Back to the eGaming world and the big recent change in gaming culture has been the shift in the market towards handheld or mobile gaming. Being able to provide comparative experiences across different devices, with different operating systems and across disparate networks; this only heightens the importance of reducing and controlling latency.
In the licensed online gaming world across the numerous licensed jurisdictions there are varying stipulations as to where the gaming servers must reside. In many cases though, the stipulations are focussed around where the transactions, Random Number Generation (RNG) and any servers housing identifiable player data are located.
As this isn’t the whole platform, there are options, and many of the leading operators are not only tuning their software to handle latency changes, but are also now operating a ‘split-stack’ environment. They are satisfying their regulatory obligations in the licensed jurisdiction, but are also placing web services, gameplay and some key content delivery as close to their players as possible – often across a network of global data centres.

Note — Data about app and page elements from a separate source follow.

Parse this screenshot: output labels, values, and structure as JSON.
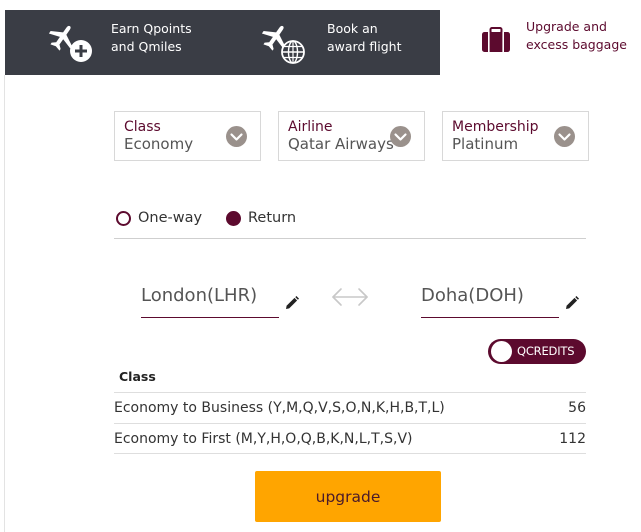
{
  "tabs": {
    "earn": {
      "label": "Earn Qpoints\nand Qmiles"
    },
    "book": {
      "label": "Book an\naward flight"
    },
    "upgrade": {
      "label": "Upgrade and\nexcess baggage"
    }
  },
  "filters": {
    "class": {
      "label": "Class",
      "value": "Economy"
    },
    "airline": {
      "label": "Airline",
      "value": "Qatar Airways"
    },
    "membership": {
      "label": "Membership",
      "value": "Platinum"
    }
  },
  "trip_type": {
    "oneway": "One-way",
    "return": "Return",
    "selected": "return"
  },
  "route": {
    "from": "London(LHR)",
    "to": "Doha(DOH)"
  },
  "qcredits_toggle": {
    "label": "QCREDITS"
  },
  "table": {
    "header": "Class",
    "rows": [
      {
        "description": "Economy to Business (Y,M,Q,V,S,O,N,K,H,B,T,L)",
        "value": "56"
      },
      {
        "description": "Economy to First (M,Y,H,O,Q,B,K,N,L,T,S,V)",
        "value": "112"
      }
    ]
  },
  "upgrade_button": {
    "label": "upgrade"
  },
  "colors": {
    "brand": "#5c0a2e",
    "tab_bar": "#3a3d45",
    "button": "#ffa500",
    "chevron": "#9a918c"
  }
}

What’s more, this global data centre network can be linked with private, direct connectivity – with guaranteed service levels and away from threats of DDoS attacks. A net result of this approach is lowered latency to the major internet hub points from diverse gaming locations, and more importantly ensuring consistency in latency and packet delivery to users.
Many operators have recognised that in a heavily competitive environment being closer to your player’s desktop PC or mobile handset could give your software, or your game the edge over a competitor, it can also give benefits in terms of avoiding localised internet issues – the closer you are, the odds of an internet-related issue drop.
Advancements in Cloud technology are also making it so much easier to move application workloads – not only between servers, but across continents, in a matter of seconds. Scaling up and scaling down has never been as fast; and the opportunities Cloud services present for development and testing are only just being realised. Operators are already reducing test & development platform deployment time from months to minutes; it’s a very exciting time.
What is clear is that for many of today’s real-time mobile applications and games the ‘traditional’ single hosting location may not be maximising the potential of the operator (and their software). Gone are the days when it would have been cost prohibitive too, it’s becoming the new ‘norm’ and is guaranteed to move you closer to your players – in every sense.
Article appeared in iGaming Business, March – April 2015